I was a bit of a handful when I was a boy; always banging my head against the world when it resisted my demands. The ceiling above my bed was just a lid on the box we lived in, a constant reminder that I couldn’t fly. When I wanted to roll down the front hall stairs like a slinky, the door was locked and the key hidden on the ledge above it, so I built a scaffold of chairs and boxes and roasting pans, a work of art, really. But it was poorly engineered; the key remained just out of reach. My new twin shiners, probably from the cast iron radiator, were soon the color of a ripe eggplant. Personally, I thought I looked like the Lone Ranger, but my brother said more like a raccoon.
I did finally make it down the stairs, though, with the dubious help of my brother. The journey began with a whisper in the dark: “Susie’s baby carriage is like a rocketship; once you’re strapped in you’ll be just like Superman taking off from Krypton.” To this day I have no recollection of my ear-shattering launch through the glass door at the bottom of the stairs, followed by a snow crash landing on the sidewalk in front of Einstein’s drugstore.

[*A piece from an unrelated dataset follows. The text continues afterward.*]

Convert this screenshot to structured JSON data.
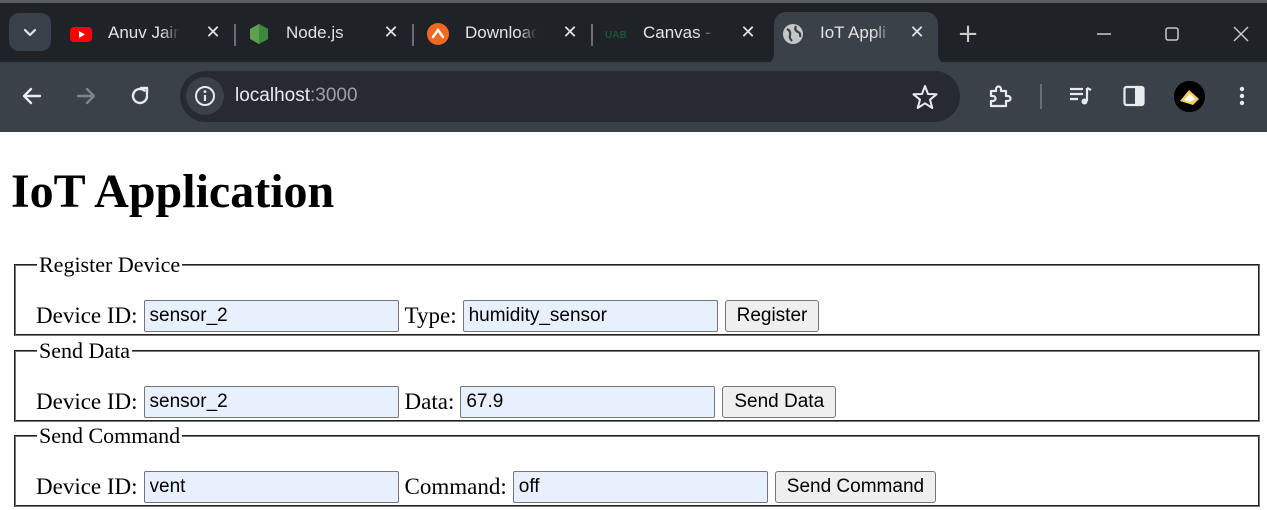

But the glittering moment I truly flew and lived to tell the tale, was the day I came face to face with a bristling German Shepherd, big as a horse, after chasing two pretty girls to their front porch. I took off like a rocket, but didn’t hit full liftoff until I ran out in front of a car on Second Avenue. After a brief but exhilarating flight, I scrambled to my feet and ran and ran like a fool on fire until I made it home, safe and sound.

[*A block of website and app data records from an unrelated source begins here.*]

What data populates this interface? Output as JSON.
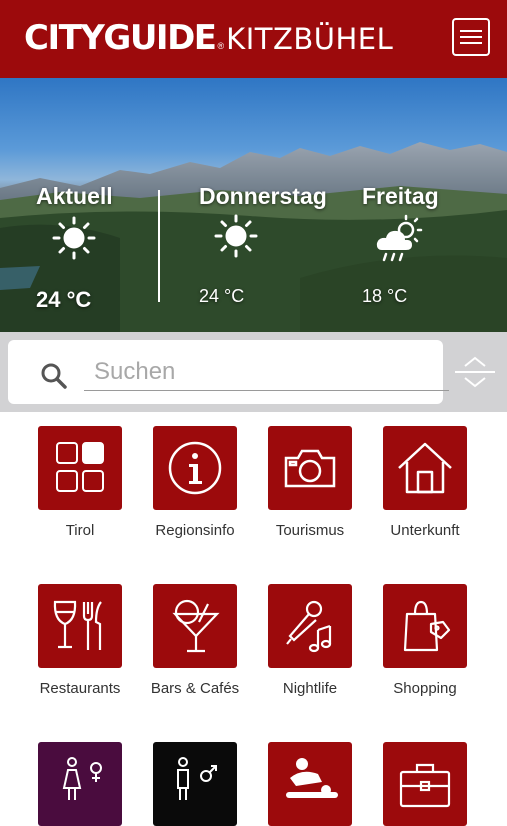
{
  "header": {
    "logo_brand": "CITYGUIDE",
    "logo_reg": "®",
    "logo_city": "KITZBÜHEL",
    "menu_icon": "hamburger-menu-icon",
    "bg_color": "#9c0a0c"
  },
  "weather": {
    "current": {
      "label": "Aktuell",
      "icon": "sun-icon",
      "temp": "24 °C"
    },
    "day1": {
      "label": "Donnerstag",
      "icon": "sun-icon",
      "temp": "24 °C"
    },
    "day2": {
      "label": "Freitag",
      "icon": "cloud-sun-rain-icon",
      "temp": "18 °C"
    }
  },
  "search": {
    "placeholder": "Suchen",
    "icon": "search-icon",
    "sort_icon": "chevron-up-down-icon"
  },
  "categories": [
    {
      "label": "Tirol",
      "icon": "tiles-icon",
      "color": "#9c0a0c"
    },
    {
      "label": "Regionsinfo",
      "icon": "info-icon",
      "color": "#9c0a0c"
    },
    {
      "label": "Tourismus",
      "icon": "camera-icon",
      "color": "#9c0a0c"
    },
    {
      "label": "Unterkunft",
      "icon": "house-icon",
      "color": "#9c0a0c"
    },
    {
      "label": "Restaurants",
      "icon": "wine-cutlery-icon",
      "color": "#9c0a0c"
    },
    {
      "label": "Bars & Cafés",
      "icon": "cocktail-icon",
      "color": "#9c0a0c"
    },
    {
      "label": "Nightlife",
      "icon": "microphone-music-icon",
      "color": "#9c0a0c"
    },
    {
      "label": "Shopping",
      "icon": "shopping-bag-icon",
      "color": "#9c0a0c"
    },
    {
      "label": "",
      "icon": "female-icon",
      "color": "#4a0c3e"
    },
    {
      "label": "",
      "icon": "male-icon",
      "color": "#0a0a0a"
    },
    {
      "label": "",
      "icon": "massage-icon",
      "color": "#9c0a0c"
    },
    {
      "label": "",
      "icon": "briefcase-icon",
      "color": "#9c0a0c"
    }
  ]
}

“Amazing. Not a mark on his body.”, said the doctor to the nurse as the crowd milled around in the foyer. “Wait till Mom gets home,” my brother whispered in my ear, and from that day forth I was grounded.